When it comes to selecting yarn, which can be an overwhelming task if you walk into a craft store, you can narrow down your selection by opting for a medium weight yarn (also known as worsted weight). “It’s a good thickness that’s easy to handle and see,” says Likar, who also recommends acrylic yarn because it “is very forgiving, inexpensive, comes in very bright colors, and readily available.”
Once you start to get more comfortable with your knitting, you’ll probably want to invest in some more expensive yarn. “I would suggest buying natural fibers whenever you can afford them, such as wool, cotton, silk, or linen,” Robinson says.
If you want to avoid having unnecessary problems when you’re just starting out and haven’t quite mastered the basics, “Under no circumstances should you buy yarn to start knitting with if it has lint, glitter fibers or novelty,” Likar advises.
2. Buy additional useful items for beginners.

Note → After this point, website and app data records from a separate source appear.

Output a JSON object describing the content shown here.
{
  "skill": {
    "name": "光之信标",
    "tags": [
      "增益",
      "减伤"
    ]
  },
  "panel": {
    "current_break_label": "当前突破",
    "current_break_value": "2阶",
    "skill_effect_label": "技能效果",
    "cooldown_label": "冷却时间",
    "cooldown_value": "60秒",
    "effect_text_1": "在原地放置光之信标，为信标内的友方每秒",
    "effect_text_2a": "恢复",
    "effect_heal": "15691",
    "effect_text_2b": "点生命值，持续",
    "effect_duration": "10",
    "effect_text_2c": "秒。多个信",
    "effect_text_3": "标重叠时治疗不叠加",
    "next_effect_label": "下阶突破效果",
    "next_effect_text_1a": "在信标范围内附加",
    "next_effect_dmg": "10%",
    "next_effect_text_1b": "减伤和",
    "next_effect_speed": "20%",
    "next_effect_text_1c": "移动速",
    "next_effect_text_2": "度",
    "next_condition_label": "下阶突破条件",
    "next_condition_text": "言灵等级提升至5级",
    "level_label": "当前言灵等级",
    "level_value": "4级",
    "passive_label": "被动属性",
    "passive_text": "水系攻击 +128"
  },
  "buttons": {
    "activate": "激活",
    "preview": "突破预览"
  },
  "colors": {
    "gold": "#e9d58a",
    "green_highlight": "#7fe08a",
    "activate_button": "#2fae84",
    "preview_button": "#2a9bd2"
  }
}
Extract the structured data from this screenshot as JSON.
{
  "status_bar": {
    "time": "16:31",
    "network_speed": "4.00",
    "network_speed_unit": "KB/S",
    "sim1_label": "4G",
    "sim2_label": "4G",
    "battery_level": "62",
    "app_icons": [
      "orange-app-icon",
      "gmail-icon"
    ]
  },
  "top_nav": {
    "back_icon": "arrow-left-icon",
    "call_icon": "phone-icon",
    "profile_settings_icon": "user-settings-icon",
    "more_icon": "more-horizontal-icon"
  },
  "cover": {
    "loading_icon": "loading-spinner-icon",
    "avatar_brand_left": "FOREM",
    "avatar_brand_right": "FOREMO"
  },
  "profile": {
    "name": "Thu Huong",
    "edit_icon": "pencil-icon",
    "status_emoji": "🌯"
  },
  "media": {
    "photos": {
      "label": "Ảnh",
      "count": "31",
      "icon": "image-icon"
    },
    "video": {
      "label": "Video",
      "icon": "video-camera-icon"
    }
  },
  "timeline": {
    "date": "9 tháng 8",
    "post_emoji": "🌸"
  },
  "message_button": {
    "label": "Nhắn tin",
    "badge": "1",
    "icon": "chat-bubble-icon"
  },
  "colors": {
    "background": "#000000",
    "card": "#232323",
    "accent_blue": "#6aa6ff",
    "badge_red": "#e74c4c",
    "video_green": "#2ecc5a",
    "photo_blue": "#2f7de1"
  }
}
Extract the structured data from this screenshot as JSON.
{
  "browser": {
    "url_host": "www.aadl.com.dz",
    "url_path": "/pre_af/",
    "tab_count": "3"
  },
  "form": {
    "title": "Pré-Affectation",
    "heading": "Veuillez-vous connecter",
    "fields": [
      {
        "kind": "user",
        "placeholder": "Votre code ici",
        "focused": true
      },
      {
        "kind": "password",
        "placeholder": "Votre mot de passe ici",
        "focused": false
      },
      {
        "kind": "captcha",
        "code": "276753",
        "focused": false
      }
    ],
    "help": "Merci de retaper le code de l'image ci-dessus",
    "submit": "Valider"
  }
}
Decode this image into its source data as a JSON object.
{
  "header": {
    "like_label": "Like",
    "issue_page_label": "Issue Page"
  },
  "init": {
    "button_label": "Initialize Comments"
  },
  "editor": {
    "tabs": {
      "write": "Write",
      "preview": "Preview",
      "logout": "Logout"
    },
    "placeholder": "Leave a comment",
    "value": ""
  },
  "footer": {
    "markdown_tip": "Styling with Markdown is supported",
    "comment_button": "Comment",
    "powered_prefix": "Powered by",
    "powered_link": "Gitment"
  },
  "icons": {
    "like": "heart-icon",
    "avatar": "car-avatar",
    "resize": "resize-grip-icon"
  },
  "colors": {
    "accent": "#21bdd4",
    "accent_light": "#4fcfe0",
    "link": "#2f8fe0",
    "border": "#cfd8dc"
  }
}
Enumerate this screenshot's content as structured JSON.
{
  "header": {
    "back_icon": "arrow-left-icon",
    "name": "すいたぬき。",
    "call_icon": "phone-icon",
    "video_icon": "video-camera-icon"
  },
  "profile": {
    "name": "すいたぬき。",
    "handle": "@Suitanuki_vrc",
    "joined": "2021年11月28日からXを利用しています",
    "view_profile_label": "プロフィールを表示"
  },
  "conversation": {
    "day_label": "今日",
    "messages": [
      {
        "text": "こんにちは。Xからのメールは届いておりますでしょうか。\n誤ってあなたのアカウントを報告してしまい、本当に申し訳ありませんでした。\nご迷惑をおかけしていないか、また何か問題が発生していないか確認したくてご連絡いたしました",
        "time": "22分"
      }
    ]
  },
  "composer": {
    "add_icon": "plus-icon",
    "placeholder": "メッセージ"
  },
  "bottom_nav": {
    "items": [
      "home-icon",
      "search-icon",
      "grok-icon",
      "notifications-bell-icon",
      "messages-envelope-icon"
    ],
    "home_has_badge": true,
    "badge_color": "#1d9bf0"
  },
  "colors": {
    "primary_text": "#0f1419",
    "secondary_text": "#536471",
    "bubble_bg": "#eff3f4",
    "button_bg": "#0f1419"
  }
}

When it’s time to finish a project, you’ll need to tuck the ends in using a tapestry needle so there’s no fraying or fraying. “You have to weave those ends in,” Robinson says. “You will use it on every project you do.”
Stitch markers help keep your place in your knitting project. “Get ones that don’t have anything the thread can snag on and it helps if you can get them in and out of the needle easily,” says Likar.
A crochet hook is also a handy tool for your knitting projects. “A hook for a knitter doesn’t sound great, but it’s a great tool for mistakes, adding detail, and finishing a project,” says Likar.
3. Choose books and knitting guides designed for true beginners.
“So many ‘beginner’ books start somewhere after the beginning, assuming you have prior knowledge of yarn and knitting or crafting in general,” says Likar. She prefers reference books like Reader’s Digest’s “Knitting Handbook” because “if you have a problem, you can research the right way to do the technique.”
If you’re looking for a great beginner’s knitting project, Robinson recommends starting with a beanie. According to her, “Knit a Hat” “shows you how to knit a basic hat, learn a bunch of basic skills, and gain confidence in choosing your materials,” says Robinson, who “really [likes the author’s] philosophy of craftsmanship [because] it emphasizes the fun of creating and it encourages people to be adventurous in their knitting from the start.”